**Work to be completed**
Your answer must be a single number: how many lines in the records below contain the word "Análisis".

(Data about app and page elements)
<<<<

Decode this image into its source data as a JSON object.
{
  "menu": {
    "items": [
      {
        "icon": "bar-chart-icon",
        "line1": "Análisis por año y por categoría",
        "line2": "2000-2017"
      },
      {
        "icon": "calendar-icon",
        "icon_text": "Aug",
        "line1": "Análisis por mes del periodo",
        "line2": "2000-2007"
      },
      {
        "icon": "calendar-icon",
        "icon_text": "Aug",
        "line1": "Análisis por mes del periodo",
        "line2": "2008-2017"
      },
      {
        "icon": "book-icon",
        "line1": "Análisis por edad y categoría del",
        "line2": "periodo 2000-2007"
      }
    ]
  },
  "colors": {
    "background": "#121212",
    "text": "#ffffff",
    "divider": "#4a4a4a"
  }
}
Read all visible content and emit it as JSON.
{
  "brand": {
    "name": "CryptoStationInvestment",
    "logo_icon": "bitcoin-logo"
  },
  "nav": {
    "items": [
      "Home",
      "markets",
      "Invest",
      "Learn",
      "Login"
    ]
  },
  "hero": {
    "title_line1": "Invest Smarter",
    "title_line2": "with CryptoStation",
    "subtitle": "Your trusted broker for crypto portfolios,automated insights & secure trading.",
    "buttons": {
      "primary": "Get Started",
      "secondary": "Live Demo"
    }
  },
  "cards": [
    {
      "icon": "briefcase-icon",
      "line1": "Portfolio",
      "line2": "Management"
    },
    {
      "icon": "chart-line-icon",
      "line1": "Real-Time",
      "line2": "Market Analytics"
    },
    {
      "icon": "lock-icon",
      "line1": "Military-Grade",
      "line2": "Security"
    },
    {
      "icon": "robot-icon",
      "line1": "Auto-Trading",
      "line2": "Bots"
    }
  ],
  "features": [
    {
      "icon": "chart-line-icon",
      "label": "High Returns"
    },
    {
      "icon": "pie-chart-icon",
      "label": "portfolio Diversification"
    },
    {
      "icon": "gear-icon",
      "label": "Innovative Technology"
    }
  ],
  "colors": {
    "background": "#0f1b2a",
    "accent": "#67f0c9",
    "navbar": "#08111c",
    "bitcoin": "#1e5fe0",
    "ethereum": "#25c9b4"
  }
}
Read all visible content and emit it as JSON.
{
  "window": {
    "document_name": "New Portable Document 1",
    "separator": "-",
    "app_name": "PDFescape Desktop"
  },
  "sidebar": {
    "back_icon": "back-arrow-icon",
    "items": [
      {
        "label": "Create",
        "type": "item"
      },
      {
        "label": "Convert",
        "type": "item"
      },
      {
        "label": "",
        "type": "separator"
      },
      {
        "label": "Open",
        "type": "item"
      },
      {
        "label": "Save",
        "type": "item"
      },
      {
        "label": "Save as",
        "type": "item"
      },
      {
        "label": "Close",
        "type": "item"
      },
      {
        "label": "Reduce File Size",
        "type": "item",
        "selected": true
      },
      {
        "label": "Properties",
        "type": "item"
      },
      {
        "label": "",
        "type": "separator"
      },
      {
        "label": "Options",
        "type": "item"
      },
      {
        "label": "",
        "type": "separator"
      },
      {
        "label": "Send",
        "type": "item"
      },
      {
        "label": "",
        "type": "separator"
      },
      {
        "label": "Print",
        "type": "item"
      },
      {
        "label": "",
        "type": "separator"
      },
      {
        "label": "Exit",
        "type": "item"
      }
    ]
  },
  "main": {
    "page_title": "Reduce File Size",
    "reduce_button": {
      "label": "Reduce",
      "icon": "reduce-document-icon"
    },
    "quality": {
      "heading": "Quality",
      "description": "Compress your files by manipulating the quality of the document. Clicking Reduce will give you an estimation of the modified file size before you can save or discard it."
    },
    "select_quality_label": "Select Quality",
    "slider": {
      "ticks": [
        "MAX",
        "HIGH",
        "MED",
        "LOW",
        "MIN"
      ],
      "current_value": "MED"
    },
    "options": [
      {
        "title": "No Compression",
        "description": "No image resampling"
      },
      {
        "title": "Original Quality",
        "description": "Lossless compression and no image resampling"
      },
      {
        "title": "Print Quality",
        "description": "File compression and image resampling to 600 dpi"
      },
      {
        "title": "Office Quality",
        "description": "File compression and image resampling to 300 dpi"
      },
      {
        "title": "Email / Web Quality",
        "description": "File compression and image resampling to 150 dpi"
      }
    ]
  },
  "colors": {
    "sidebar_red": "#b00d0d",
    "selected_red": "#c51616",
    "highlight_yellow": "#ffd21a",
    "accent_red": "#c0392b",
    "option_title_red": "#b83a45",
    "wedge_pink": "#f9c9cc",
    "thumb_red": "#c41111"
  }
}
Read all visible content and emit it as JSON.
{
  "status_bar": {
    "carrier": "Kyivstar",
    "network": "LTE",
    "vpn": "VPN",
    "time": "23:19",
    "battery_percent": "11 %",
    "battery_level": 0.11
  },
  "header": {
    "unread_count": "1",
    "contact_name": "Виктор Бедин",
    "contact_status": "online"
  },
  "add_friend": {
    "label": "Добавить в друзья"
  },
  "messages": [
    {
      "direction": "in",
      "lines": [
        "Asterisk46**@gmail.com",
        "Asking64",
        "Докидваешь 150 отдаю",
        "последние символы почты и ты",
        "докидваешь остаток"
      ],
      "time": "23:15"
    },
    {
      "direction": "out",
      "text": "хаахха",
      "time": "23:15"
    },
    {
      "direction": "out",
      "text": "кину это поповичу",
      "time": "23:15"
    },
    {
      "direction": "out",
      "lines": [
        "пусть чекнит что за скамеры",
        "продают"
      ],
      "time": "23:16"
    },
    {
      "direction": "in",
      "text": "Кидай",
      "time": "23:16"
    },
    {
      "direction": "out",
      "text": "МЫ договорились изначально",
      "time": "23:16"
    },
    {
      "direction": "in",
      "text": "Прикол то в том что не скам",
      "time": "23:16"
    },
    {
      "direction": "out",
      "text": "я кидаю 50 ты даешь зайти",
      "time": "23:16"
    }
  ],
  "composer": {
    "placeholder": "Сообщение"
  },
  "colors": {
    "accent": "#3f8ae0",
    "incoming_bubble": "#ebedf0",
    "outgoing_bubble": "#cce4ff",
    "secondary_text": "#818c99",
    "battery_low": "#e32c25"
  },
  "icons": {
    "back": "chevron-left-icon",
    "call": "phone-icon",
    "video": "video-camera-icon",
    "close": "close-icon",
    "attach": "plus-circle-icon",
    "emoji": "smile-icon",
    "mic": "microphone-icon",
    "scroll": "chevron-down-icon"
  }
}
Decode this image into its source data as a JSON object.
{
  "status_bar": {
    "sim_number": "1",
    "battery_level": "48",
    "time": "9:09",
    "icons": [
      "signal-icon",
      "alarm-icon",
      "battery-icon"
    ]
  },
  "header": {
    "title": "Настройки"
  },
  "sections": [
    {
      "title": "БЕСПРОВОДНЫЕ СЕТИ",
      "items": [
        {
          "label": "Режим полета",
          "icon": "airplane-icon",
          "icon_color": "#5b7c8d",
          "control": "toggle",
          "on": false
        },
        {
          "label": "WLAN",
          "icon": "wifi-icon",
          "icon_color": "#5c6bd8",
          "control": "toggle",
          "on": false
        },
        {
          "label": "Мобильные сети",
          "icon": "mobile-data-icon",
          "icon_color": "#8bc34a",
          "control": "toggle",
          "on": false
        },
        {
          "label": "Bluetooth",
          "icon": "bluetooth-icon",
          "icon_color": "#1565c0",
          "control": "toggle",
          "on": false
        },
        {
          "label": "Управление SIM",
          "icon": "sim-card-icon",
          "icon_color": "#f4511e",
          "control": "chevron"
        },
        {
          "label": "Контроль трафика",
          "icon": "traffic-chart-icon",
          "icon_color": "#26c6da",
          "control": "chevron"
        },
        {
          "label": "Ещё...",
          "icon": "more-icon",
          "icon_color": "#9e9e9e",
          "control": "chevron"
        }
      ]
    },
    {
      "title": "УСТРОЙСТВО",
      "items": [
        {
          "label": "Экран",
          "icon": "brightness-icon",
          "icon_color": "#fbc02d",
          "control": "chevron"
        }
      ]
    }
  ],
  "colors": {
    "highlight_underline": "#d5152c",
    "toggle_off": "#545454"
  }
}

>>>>

**Response for this exercise**
4